Monday, May 6, 2013
Play Review - "Run for your wife" by Behroopiya Entertainers
Having two beautiful working wives who can support themselves sounds like a dream for everyman. But then they also say: Be careful what you wish for because it might actually come true
'Run for your wife' is the longest running play in the world (so they say). In
it has been adapted by 'Behroopiya
Entertainers' (under license by Samuel French Ltd. (JAGRITI)). The original
is written by Ray
Cooney and it premiered way back in 1983 in India . The Indian presentation has been
directed by Mrinal Dhar. London
It is the story of
cab driver Parminder Singh Bedi, who
has two wives, two lives and a very precise schedule for juggling between them
both. With one wife at home in Tilak Nagar and another at home in Delhi . Too add to the confusion is the
upstairs neighbour in who gets entangled in the web of lies but tries
his best to help. Rajouri Garden

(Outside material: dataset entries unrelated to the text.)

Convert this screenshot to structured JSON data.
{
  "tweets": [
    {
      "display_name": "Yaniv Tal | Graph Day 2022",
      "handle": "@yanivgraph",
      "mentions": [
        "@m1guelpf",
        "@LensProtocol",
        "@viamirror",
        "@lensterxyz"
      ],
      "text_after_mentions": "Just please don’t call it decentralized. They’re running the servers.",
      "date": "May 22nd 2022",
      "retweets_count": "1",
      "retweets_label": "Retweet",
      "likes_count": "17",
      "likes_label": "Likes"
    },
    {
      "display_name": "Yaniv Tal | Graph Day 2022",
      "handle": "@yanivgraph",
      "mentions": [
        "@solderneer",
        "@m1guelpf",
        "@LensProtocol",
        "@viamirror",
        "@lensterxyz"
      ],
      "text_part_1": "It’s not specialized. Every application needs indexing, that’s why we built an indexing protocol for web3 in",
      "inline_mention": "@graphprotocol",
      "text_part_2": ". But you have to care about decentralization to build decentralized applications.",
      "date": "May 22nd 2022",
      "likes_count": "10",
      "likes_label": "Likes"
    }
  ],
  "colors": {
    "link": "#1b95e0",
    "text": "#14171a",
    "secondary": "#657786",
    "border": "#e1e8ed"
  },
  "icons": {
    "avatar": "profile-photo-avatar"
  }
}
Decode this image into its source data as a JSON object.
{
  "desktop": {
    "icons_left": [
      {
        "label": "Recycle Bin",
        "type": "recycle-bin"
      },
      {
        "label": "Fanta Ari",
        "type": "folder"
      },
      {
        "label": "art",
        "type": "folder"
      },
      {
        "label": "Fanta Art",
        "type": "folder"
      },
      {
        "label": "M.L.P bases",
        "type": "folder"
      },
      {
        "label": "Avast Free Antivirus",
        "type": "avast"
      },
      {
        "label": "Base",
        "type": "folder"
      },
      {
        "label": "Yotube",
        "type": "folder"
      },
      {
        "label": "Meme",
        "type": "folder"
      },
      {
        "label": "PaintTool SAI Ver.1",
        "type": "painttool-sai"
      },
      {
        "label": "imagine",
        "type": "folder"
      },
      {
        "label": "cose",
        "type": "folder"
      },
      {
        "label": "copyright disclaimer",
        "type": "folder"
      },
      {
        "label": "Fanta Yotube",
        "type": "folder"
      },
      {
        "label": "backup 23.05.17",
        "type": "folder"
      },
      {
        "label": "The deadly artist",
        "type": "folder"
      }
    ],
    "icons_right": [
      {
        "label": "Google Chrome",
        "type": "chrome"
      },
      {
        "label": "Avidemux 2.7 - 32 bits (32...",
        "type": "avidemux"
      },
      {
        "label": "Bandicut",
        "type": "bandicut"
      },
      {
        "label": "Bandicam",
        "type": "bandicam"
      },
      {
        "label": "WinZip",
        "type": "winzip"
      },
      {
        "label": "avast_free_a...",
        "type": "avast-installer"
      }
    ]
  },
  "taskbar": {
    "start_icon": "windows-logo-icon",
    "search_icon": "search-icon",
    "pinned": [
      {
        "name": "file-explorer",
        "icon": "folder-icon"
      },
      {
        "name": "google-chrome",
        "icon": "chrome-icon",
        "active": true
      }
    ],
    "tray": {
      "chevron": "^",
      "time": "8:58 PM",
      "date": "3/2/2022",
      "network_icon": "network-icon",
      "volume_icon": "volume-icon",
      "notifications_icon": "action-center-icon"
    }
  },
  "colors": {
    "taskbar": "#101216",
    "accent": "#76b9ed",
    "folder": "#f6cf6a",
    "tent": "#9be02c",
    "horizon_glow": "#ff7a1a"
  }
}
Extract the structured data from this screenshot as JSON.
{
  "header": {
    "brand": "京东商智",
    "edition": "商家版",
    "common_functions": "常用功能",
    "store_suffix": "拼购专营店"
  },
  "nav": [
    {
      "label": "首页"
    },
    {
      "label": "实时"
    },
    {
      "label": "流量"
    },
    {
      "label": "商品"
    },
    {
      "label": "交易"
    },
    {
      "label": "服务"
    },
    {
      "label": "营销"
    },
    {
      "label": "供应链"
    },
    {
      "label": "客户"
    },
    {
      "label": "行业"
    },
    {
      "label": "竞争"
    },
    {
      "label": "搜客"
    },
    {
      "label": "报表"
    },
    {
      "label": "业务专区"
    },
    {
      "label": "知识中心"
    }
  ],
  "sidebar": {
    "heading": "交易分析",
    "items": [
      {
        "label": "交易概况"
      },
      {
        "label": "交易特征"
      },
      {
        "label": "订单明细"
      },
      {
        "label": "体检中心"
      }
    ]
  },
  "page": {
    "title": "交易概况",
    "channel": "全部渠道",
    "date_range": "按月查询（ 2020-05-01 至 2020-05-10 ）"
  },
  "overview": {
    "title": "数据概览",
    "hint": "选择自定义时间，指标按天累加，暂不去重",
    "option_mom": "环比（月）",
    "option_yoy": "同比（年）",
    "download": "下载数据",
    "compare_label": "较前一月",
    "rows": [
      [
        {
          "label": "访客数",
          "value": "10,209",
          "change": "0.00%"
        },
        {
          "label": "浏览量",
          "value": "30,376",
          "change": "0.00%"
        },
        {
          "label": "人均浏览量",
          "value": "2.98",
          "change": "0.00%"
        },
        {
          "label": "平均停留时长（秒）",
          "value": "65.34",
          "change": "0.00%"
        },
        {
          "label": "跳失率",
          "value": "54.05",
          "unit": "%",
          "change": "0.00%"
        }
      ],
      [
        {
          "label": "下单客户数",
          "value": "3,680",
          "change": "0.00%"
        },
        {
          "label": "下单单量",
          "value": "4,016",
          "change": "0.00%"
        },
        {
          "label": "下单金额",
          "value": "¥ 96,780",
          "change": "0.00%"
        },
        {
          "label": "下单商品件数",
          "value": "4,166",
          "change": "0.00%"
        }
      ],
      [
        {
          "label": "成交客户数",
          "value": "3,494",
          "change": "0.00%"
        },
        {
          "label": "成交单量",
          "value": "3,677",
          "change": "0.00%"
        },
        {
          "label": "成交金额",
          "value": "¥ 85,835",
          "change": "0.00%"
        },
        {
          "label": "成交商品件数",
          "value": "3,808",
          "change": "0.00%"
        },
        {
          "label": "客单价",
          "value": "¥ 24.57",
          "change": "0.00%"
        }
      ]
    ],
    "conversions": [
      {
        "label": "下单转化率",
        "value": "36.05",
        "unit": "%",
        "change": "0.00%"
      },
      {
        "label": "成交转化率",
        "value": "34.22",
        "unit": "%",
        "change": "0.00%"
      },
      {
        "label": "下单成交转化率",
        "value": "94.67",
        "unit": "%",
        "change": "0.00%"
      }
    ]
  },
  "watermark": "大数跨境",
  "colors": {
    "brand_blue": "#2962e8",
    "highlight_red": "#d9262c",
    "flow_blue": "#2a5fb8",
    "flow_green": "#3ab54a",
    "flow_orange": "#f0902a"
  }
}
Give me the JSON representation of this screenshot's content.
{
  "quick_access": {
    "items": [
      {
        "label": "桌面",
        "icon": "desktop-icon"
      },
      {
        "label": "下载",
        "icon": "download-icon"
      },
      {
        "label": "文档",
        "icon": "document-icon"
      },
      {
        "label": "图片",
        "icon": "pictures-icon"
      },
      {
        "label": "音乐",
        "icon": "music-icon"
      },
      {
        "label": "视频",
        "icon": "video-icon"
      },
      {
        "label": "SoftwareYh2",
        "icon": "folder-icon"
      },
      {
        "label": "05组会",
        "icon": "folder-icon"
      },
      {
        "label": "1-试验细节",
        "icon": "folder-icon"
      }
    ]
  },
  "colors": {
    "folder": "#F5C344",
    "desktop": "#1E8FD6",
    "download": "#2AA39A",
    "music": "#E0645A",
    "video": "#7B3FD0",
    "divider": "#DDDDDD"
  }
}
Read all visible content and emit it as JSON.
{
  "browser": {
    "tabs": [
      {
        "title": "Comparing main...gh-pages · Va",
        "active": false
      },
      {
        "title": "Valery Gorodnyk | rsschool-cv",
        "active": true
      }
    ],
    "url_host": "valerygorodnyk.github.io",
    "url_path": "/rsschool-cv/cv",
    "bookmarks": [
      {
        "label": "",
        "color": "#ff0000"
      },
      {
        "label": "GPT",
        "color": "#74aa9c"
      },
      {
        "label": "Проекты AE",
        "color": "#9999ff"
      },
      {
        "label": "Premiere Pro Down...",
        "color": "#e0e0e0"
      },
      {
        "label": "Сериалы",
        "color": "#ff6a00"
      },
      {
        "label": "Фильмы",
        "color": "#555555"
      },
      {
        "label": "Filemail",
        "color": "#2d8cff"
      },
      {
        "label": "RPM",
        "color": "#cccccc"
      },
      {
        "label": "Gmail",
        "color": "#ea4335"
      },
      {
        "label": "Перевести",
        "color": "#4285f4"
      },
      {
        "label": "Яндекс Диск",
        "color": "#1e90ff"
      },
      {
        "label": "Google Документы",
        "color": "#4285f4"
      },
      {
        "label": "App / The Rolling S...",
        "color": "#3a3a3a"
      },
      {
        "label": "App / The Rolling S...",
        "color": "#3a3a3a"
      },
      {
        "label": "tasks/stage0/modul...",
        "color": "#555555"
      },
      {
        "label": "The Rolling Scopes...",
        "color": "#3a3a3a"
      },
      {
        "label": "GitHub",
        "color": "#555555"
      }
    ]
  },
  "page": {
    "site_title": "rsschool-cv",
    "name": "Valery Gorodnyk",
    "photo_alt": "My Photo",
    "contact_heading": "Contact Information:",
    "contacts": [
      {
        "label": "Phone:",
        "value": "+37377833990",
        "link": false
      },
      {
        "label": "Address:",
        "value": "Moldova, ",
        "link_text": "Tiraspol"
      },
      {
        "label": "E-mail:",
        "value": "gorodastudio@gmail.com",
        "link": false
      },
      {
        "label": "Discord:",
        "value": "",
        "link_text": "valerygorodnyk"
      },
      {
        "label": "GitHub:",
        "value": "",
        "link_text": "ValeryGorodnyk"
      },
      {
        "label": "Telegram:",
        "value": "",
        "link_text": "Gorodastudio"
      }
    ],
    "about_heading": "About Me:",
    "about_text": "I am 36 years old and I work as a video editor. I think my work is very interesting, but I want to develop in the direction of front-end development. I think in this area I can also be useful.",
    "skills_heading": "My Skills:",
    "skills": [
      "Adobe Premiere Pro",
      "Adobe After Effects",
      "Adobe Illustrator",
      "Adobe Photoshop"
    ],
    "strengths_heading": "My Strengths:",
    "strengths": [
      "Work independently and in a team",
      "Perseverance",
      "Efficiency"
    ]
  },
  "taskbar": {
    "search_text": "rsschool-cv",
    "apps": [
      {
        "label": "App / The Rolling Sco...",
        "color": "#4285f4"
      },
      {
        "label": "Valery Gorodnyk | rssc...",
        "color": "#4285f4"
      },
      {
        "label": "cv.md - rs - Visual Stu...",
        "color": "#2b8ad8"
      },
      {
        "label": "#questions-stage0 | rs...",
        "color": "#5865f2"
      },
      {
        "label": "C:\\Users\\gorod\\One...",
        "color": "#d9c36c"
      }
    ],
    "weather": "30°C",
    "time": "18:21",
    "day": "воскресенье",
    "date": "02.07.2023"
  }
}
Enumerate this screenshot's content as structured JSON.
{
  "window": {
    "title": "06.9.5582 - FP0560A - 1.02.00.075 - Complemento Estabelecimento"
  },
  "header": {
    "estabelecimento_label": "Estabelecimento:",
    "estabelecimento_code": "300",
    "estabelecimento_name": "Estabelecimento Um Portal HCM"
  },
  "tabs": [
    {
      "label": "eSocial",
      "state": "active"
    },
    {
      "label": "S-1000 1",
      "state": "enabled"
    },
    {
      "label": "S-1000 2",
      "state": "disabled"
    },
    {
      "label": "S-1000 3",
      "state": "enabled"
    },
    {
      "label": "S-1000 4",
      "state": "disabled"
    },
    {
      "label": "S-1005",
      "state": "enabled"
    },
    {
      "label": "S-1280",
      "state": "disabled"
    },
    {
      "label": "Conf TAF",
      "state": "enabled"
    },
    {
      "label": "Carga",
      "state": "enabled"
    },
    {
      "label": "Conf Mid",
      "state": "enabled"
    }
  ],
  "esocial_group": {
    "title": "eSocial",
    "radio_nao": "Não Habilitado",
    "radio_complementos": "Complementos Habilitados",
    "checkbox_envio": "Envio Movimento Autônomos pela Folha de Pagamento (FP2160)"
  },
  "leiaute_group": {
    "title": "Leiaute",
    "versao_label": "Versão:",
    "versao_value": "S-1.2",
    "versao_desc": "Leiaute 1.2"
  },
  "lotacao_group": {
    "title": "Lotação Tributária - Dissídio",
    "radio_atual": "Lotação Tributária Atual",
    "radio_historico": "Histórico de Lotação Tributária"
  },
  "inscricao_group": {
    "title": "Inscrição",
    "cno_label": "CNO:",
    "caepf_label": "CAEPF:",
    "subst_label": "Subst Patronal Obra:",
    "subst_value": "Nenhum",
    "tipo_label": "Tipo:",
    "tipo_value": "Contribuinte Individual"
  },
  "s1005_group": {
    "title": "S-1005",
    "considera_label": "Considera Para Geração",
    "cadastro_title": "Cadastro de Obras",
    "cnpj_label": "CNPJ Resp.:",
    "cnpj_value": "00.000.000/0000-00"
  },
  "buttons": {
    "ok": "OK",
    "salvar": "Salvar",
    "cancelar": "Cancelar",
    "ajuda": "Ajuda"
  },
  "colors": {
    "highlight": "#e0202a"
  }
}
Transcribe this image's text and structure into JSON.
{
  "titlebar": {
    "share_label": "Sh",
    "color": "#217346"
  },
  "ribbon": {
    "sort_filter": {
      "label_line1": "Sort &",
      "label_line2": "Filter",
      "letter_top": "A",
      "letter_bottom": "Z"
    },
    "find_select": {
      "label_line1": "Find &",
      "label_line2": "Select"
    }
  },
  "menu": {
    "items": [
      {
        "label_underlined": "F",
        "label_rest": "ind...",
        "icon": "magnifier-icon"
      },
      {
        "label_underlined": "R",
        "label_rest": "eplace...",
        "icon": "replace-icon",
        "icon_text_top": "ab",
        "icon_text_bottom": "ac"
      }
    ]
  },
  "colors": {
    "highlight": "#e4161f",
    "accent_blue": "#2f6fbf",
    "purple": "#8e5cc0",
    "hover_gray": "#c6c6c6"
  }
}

It was after a long time I laughed my heart out. With quality of Indian humor falling faster than morals of Indian politicians, this play brings some hope. This is not one of those mindless comedies which use slap stick humor and cliches which makes you question your own intelligence for having spent your time and money on it. For this comedy, do keep your brains switched on because it gets really confusing and this is a situational comedy at its very best. It begins with an 'unscheduled' encounter of Mr Bedi with an old lady's handbag with him being taken to the right home at the wrong time and thus begins a series of lies and confusion. I am sick of those comedies where all the characters are dumb as a rock and directors try to make audiences laugh through their dumbness. This play presents that how people with normal intelligence end up in cobwebs of lies and deceit. No one is dumb in this play. The primarily English play has dollops of Punjabi thrown in which gives the play that perfect local flavor. While most of the actors were perfect in their own characters but were limited by the range of the characters they were playing, it was the character of Sukhi Singh Bali which provided the best of laughs in the entire play. He is the first one to know about the taxi driver's double life and therefore his only confidant. Sahil Kapoor, the actor playing Sukhi, provided amazing facial expressions ranging from delight to pain and to fear along with expressive body language.
The audience was in splits throughout the play time of 90 mins and there were no dull moments. It is a one act play and the single stage set sometimes represents two homes and sometimes just one. It is the first time I have seen such a use of one single frame. Kudos to the creator and the director of the play for that.
Do catch this play the next time it is in your city. You will relieve your entire week's stress. I am awaiting the next production from this group.